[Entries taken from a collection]
--

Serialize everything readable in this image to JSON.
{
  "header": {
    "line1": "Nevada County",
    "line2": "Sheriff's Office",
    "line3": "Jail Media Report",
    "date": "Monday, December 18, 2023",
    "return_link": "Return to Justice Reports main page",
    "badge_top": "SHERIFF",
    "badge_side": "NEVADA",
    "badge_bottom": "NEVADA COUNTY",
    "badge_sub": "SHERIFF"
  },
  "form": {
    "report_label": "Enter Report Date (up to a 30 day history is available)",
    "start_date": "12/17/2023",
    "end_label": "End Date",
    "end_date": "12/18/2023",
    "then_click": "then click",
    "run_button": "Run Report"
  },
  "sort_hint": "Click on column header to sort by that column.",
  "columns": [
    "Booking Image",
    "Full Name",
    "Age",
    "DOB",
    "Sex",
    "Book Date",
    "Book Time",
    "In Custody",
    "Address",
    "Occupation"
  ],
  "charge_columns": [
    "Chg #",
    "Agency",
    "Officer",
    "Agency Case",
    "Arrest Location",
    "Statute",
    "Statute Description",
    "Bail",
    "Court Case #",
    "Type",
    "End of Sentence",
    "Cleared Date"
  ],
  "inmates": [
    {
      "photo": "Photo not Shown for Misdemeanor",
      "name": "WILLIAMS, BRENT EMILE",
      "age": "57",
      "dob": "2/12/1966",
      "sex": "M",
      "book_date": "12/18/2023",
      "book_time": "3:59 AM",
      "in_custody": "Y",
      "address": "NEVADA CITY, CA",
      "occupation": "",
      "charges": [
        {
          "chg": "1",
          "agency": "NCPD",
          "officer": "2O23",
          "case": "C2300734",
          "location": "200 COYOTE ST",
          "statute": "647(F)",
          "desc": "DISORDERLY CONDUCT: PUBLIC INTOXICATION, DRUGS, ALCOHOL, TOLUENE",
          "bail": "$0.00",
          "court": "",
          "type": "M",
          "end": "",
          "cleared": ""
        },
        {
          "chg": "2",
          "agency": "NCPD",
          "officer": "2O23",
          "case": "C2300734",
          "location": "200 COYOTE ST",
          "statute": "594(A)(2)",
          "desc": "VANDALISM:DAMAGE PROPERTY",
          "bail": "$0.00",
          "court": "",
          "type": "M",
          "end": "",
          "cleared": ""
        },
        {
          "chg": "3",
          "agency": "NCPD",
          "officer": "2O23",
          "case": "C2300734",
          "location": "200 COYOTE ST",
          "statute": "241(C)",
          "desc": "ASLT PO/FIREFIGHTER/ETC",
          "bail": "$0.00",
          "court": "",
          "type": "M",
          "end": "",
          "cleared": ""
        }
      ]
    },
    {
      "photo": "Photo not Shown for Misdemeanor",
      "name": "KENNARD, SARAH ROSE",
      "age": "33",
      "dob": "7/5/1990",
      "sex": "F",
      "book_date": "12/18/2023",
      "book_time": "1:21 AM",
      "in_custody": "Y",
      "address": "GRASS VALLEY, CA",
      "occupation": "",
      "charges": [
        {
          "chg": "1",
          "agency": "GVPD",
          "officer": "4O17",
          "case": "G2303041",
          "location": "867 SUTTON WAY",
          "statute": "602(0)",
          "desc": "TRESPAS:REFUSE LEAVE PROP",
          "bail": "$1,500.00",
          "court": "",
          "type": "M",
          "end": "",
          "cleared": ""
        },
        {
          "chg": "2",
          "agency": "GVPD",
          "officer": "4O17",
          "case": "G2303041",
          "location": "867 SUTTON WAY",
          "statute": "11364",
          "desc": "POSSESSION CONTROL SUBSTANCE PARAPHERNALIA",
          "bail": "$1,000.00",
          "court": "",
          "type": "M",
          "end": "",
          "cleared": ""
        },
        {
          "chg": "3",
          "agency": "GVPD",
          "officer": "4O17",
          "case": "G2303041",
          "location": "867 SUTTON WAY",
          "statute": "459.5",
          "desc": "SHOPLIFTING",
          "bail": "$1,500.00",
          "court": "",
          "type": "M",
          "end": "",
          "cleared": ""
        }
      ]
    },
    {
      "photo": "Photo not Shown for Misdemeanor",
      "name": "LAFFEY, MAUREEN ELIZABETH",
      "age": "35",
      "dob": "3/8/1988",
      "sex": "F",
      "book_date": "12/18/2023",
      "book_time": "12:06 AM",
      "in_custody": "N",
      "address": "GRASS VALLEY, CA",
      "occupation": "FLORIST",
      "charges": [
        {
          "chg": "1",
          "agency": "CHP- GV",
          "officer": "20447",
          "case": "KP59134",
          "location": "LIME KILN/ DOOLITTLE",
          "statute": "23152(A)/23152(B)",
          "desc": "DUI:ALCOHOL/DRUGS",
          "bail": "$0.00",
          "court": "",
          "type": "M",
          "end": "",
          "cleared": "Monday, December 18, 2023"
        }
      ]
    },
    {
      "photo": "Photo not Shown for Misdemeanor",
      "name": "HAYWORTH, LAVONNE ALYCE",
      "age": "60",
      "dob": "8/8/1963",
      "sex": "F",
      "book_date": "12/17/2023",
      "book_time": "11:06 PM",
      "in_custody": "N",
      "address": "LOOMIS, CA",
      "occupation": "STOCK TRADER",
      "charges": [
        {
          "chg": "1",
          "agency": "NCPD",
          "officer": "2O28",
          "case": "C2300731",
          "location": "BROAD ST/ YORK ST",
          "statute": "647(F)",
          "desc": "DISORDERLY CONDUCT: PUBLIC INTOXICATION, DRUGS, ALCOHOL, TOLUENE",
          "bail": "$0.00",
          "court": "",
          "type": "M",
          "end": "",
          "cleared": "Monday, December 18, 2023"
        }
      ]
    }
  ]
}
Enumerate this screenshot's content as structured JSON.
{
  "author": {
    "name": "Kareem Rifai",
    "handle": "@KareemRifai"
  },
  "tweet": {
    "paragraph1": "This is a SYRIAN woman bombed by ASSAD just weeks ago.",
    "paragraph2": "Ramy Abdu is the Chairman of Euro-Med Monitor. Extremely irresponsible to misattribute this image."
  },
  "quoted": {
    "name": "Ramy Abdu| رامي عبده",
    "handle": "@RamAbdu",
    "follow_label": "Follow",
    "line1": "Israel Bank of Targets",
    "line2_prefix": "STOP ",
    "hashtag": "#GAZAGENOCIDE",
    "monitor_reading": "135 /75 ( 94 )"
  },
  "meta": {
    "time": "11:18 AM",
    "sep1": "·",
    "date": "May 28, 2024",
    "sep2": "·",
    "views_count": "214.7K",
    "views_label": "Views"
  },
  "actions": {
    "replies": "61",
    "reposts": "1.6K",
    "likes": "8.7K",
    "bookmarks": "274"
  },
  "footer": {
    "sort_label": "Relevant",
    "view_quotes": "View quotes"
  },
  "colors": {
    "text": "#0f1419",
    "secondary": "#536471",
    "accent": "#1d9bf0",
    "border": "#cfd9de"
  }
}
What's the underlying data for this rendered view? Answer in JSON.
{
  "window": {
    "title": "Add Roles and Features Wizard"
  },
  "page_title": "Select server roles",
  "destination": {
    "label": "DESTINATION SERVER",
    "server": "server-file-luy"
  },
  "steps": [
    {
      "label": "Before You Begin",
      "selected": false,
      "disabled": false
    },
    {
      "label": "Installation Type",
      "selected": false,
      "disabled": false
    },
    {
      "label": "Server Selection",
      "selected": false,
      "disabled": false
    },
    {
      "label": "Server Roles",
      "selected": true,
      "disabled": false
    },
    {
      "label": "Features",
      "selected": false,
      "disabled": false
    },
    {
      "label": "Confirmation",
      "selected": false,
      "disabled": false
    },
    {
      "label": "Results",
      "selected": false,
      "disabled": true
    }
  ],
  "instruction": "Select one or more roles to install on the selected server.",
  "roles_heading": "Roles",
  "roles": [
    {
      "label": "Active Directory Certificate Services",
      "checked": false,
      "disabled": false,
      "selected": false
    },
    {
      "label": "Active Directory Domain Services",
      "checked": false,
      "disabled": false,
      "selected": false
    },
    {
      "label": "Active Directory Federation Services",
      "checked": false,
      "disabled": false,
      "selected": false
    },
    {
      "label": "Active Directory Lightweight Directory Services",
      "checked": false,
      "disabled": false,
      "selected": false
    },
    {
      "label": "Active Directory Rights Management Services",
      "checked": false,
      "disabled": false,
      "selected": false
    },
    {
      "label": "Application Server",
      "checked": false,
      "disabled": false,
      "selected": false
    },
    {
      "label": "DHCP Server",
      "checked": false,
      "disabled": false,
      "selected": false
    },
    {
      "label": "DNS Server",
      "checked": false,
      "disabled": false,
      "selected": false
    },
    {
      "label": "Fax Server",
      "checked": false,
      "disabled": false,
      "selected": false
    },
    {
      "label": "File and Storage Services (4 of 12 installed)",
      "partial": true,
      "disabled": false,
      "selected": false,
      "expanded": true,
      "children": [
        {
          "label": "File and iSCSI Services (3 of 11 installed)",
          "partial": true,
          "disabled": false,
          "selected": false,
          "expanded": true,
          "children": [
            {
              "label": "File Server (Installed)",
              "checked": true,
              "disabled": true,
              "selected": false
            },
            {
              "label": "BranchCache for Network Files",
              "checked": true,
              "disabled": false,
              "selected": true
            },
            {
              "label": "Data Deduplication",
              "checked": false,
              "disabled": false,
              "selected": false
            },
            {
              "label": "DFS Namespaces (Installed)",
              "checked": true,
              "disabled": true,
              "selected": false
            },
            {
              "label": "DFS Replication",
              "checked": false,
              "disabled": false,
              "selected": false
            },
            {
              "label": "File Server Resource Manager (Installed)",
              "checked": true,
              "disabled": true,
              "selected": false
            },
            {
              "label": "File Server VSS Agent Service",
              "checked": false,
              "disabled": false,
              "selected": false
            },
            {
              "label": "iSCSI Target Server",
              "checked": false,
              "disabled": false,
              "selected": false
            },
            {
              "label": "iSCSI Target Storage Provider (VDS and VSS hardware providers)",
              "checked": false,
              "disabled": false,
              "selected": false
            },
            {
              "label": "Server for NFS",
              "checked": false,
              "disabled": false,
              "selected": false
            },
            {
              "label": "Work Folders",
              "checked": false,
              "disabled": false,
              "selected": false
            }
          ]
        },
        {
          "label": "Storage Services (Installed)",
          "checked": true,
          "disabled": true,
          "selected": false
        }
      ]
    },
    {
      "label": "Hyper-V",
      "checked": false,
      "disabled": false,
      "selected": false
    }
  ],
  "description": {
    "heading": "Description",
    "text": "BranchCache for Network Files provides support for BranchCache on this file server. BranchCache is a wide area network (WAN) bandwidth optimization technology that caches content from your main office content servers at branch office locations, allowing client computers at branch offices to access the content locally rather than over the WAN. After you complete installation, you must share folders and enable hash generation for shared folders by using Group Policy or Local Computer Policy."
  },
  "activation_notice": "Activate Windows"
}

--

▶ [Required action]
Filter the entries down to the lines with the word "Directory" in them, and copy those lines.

▶ [Answer to this task]
      "label": "Active Directory Certificate Services",
      "label": "Active Directory Domain Services",
      "label": "Active Directory Federation Services",
      "label": "Active Directory Lightweight Directory Services",
      "label": "Active Directory Rights Management Services",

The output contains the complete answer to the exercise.